===== SUPPLIED ENTRIES
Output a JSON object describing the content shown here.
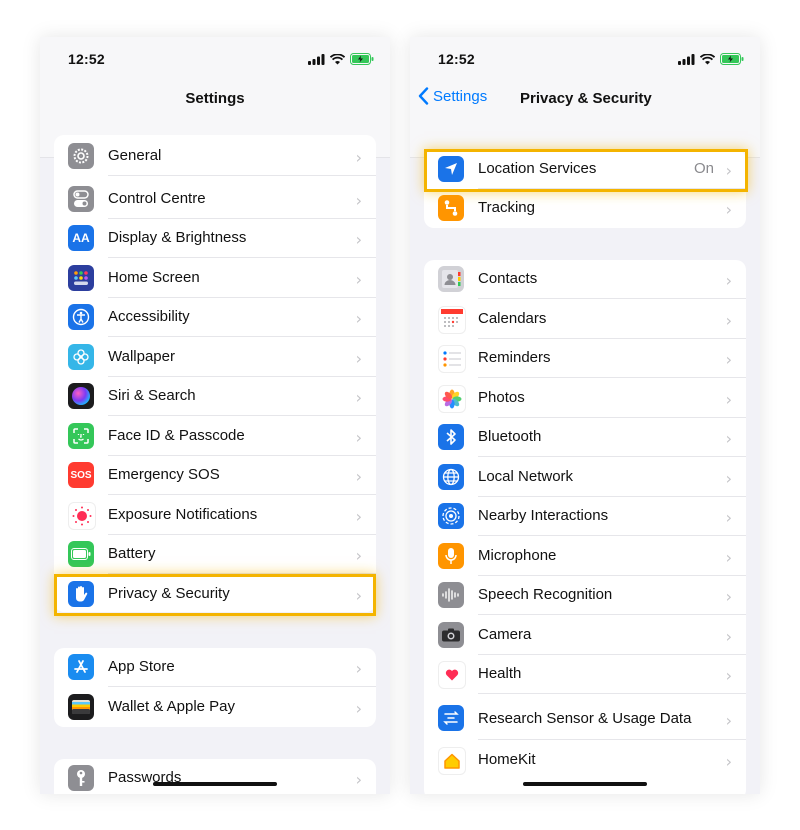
{
  "status_time": "12:52",
  "left": {
    "title": "Settings",
    "group1": [
      {
        "label": "General",
        "icon": "gear-icon",
        "color": "#8e8e93"
      },
      {
        "label": "Control Centre",
        "icon": "toggle-icon",
        "color": "#8e8e93"
      },
      {
        "label": "Display & Brightness",
        "icon": "text-size-icon",
        "color": "#1a73e8"
      },
      {
        "label": "Home Screen",
        "icon": "grid-icon",
        "color": "#2c3e9e"
      },
      {
        "label": "Accessibility",
        "icon": "accessibility-icon",
        "color": "#1a73e8"
      },
      {
        "label": "Wallpaper",
        "icon": "flower-icon",
        "color": "#35b6e8"
      },
      {
        "label": "Siri & Search",
        "icon": "siri-icon",
        "color": "#1c1c1e"
      },
      {
        "label": "Face ID & Passcode",
        "icon": "face-id-icon",
        "color": "#34c759"
      },
      {
        "label": "Emergency SOS",
        "icon": "sos-icon",
        "color": "#ff3b30",
        "text": "SOS"
      },
      {
        "label": "Exposure Notifications",
        "icon": "exposure-icon",
        "color": "#ffffff"
      },
      {
        "label": "Battery",
        "icon": "battery-icon",
        "color": "#34c759"
      },
      {
        "label": "Privacy & Security",
        "icon": "hand-icon",
        "color": "#1a73e8"
      }
    ],
    "group2": [
      {
        "label": "App Store",
        "icon": "app-store-icon",
        "color": "#1a8cf0"
      },
      {
        "label": "Wallet & Apple Pay",
        "icon": "wallet-icon",
        "color": "#1c1c1e"
      }
    ],
    "group3": [
      {
        "label": "Passwords",
        "icon": "key-icon",
        "color": "#8e8e93"
      }
    ]
  },
  "right": {
    "back_label": "Settings",
    "title": "Privacy & Security",
    "group1": [
      {
        "label": "Location Services",
        "icon": "location-arrow-icon",
        "color": "#1a73e8",
        "value": "On"
      },
      {
        "label": "Tracking",
        "icon": "tracking-icon",
        "color": "#ff9500"
      }
    ],
    "group2": [
      {
        "label": "Contacts",
        "icon": "contacts-icon",
        "color": "#d1d1d6"
      },
      {
        "label": "Calendars",
        "icon": "calendar-icon",
        "color": "#ffffff"
      },
      {
        "label": "Reminders",
        "icon": "reminders-icon",
        "color": "#ffffff"
      },
      {
        "label": "Photos",
        "icon": "photos-icon",
        "color": "#ffffff"
      },
      {
        "label": "Bluetooth",
        "icon": "bluetooth-icon",
        "color": "#1a73e8"
      },
      {
        "label": "Local Network",
        "icon": "globe-icon",
        "color": "#1a73e8"
      },
      {
        "label": "Nearby Interactions",
        "icon": "nearby-icon",
        "color": "#1a73e8"
      },
      {
        "label": "Microphone",
        "icon": "microphone-icon",
        "color": "#ff9500"
      },
      {
        "label": "Speech Recognition",
        "icon": "waveform-icon",
        "color": "#8e8e93"
      },
      {
        "label": "Camera",
        "icon": "camera-icon",
        "color": "#8e8e93"
      },
      {
        "label": "Health",
        "icon": "heart-icon",
        "color": "#ffffff"
      },
      {
        "label": "Research Sensor & Usage Data",
        "icon": "research-icon",
        "color": "#1a73e8"
      },
      {
        "label": "HomeKit",
        "icon": "home-icon",
        "color": "#ffffff"
      }
    ]
  },
  "highlight_color": "#f4b400",
  "chevron": "›"
}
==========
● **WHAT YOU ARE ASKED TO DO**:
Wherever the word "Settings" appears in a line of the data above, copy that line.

● **OUTPUT BELOW**:
    "title": "Settings",
    "back_label": "Settings",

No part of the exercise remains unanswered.